◆ What is being asked ◆
The response should consist of every line below, restated exactly, with no pictures.

Records from a data collection
Start of Block

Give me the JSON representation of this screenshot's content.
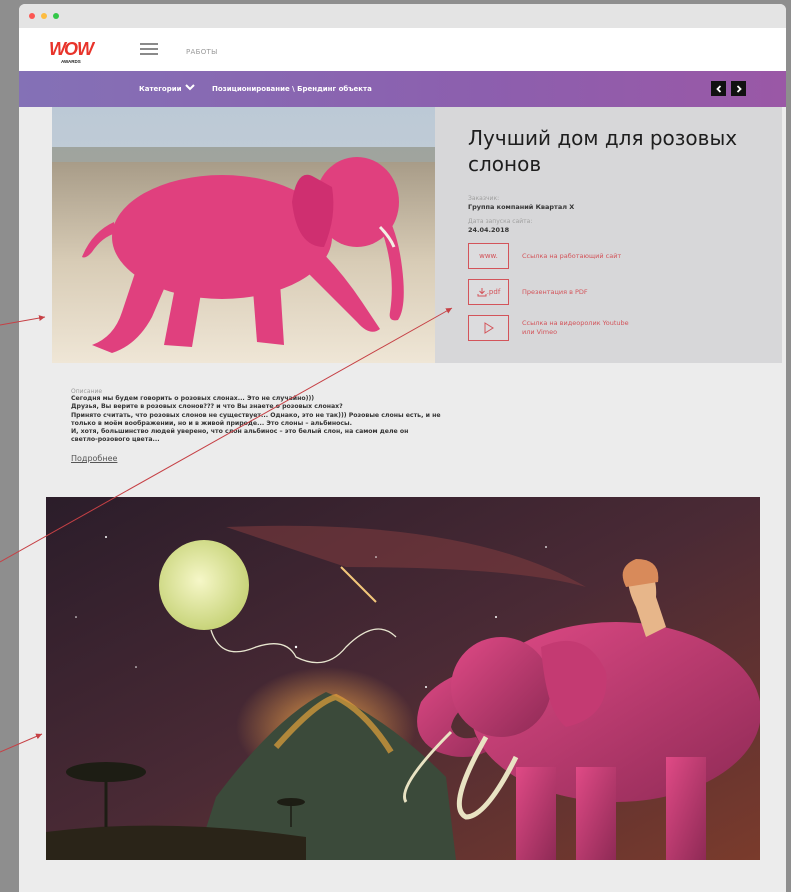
{
  "header": {
    "logo_text": "WOW",
    "logo_sub": "AWARDS",
    "nav_link": "РАБОТЫ"
  },
  "category_bar": {
    "label": "Категории",
    "path": "Позиционирование \\ Брендинг объекта",
    "prev_icon": "chevron-left-icon",
    "next_icon": "chevron-right-icon"
  },
  "project": {
    "title": "Лучший дом для розовых слонов",
    "client_label": "Заказчик:",
    "client_value": "Группа компаний Квартал Х",
    "date_label": "Дата запуска сайта:",
    "date_value": "24.04.2018",
    "links": [
      {
        "box_label": "www.",
        "text": "Ссылка на работающий сайт"
      },
      {
        "box_label": ".pdf",
        "text": "Презентация в PDF"
      },
      {
        "box_label": "",
        "text_line1": "Ссылка на видеоролик Youtube",
        "text_line2": "или Vimeo"
      }
    ]
  },
  "description": {
    "label": "Описание",
    "lines": [
      "Сегодня мы будем говорить о розовых слонах... Это не случайно)))",
      "Друзья,  Вы верите в розовых слонов??? и что Вы знаете о розовых слонах?",
      "Принято считать, что розовых слонов не существует... Однако, это не так))) Розовые слоны есть, и не",
      "только в моём воображении, но и в живой природе... Это слоны – альбиносы.",
      "И, хотя, большинство людей уверено, что слон альбинос – это белый слон, на самом деле он",
      "светло-розового цвета..."
    ],
    "more": "Подробнее"
  },
  "colors": {
    "accent": "#d3545a",
    "bar_start": "#8471b6",
    "bar_end": "#9a58a6",
    "elephant_pink": "#e0407e"
  }
}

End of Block

◆ Task result ◆
Give me the JSON representation of this screenshot's content.
{
  "header": {
    "logo_text": "WOW",
    "logo_sub": "AWARDS",
    "nav_link": "РАБОТЫ"
  },
  "category_bar": {
    "label": "Категории",
    "path": "Позиционирование \\ Брендинг объекта",
    "prev_icon": "chevron-left-icon",
    "next_icon": "chevron-right-icon"
  },
  "project": {
    "title": "Лучший дом для розовых слонов",
    "client_label": "Заказчик:",
    "client_value": "Группа компаний Квартал Х",
    "date_label": "Дата запуска сайта:",
    "date_value": "24.04.2018",
    "links": [
      {
        "box_label": "www.",
        "text": "Ссылка на работающий сайт"
      },
      {
        "box_label": ".pdf",
        "text": "Презентация в PDF"
      },
      {
        "box_label": "",
        "text_line1": "Ссылка на видеоролик Youtube",
        "text_line2": "или Vimeo"
      }
    ]
  },
  "description": {
    "label": "Описание",
    "lines": [
      "Сегодня мы будем говорить о розовых слонах... Это не случайно)))",
      "Друзья,  Вы верите в розовых слонов??? и что Вы знаете о розовых слонах?",
      "Принято считать, что розовых слонов не существует... Однако, это не так))) Розовые слоны есть, и не",
      "только в моём воображении, но и в живой природе... Это слоны – альбиносы.",
      "И, хотя, большинство людей уверено, что слон альбинос – это белый слон, на самом деле он",
      "светло-розового цвета..."
    ],
    "more": "Подробнее"
  },
  "colors": {
    "accent": "#d3545a",
    "bar_start": "#8471b6",
    "bar_end": "#9a58a6",
    "elephant_pink": "#e0407e"
  }
}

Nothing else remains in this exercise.